Technically Incorrect: In a new ad featuring former Verizon spokesman Paul Marcarelli, Sprint suggests that Goliath is scared of David.

Technically Incorrect offers a slightly twisted take on the tech that's taken over our lives.

Two strangers bonding over phones.

Sprint/YouTube screenshot by Chris Matyszczyk/CNET

When you're an elephant and some field mice are nibbling at your hoofs, you might choose not to react.

I was moved, therefore, how Verizon might respond when Sprint purloined its former spokesman Paul Marcarelli -- the man who kept saying "Can you hear me now? and very little else.

I fancied Verizon might brush it all off.

Instead, the company recently launched ads featuring Jamie Foxx (video below), ones that mocked the very essence of Sprint's being. One ad said that Verizon has three times the 4G LTE coverage of Sprint.

Was Verizon really stooping to conquer a little more? Or was there perhaps a little ego at stake?

Sprint has decided that Verizon is a panicking whiner.

I deduce this from a new Sprint ad that suggests these very things.

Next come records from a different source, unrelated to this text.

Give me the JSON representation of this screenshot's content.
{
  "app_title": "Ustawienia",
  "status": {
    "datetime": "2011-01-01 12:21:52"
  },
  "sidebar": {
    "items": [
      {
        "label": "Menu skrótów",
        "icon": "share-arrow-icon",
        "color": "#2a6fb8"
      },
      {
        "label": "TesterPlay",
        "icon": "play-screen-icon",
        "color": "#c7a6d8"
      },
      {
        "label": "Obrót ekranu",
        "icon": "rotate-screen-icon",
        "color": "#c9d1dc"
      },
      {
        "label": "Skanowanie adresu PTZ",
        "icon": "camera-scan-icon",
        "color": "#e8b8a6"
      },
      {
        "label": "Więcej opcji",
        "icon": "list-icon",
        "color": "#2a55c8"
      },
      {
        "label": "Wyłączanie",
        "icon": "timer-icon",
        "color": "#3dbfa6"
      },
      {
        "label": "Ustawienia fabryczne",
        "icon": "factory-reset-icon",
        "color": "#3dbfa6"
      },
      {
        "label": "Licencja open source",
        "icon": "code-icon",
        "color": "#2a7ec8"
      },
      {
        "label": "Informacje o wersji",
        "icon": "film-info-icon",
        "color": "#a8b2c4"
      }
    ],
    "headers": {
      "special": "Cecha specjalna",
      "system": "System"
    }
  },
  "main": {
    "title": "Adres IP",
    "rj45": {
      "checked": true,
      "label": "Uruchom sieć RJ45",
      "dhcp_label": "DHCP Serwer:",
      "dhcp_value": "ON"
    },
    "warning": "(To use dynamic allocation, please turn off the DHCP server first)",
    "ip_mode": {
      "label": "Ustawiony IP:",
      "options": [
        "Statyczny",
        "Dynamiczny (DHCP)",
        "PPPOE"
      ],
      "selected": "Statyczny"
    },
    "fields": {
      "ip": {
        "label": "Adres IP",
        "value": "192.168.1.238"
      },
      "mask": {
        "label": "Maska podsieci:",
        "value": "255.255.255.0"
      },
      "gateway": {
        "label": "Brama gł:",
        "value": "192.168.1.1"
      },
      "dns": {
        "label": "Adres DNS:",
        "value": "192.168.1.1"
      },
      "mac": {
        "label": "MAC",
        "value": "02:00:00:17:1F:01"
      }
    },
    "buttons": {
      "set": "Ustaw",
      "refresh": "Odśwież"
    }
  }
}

Here we see Marcarelli sitting on a park bench. You have time to do this when you're now being paid vast amounts by a second large phone company to peddle its wares.

A woman recognizes him from his Verizon-peddling days. She has switched to Sprint too, so why hasn't she seen Sprint's new ads featuring the former Verizon man? Are they not working?

Still, she sits down and says: "Have you seen all the whining from Verizon?"

One person's whining is another person's squishing and mocking.

Marcarelli, though, still has Verizon on his mental horizon.

"I think the Goliath is panicking," he says. He explains that people are switching to Sprint because all the networks are pretty much the same and yellow's a prettier color.

Actually, he doesn't mention that last part but perhaps he should.

The two strangers then chat about how much cheaper Sprint allegedly is.

A Verizon spokesman told me: "We keep building and improving our 4G LTE network. It's already 1.5 million square miles bigger than Sprint's. Didn't Softbank just cut Sprint's funding off? An 'unlimited' plan on such a limited network has no value, unless you're sitting at home all day and don't use your mobile service in all those places you go."

However, Sprint CEO Marcelo Claure, launched the ad on Twitter with the revelation that he was "tired of all the Verizon noise."

I fear the irritable rumblings have only just begun.

Updated at 4:48 p.m. with comment from Verizon.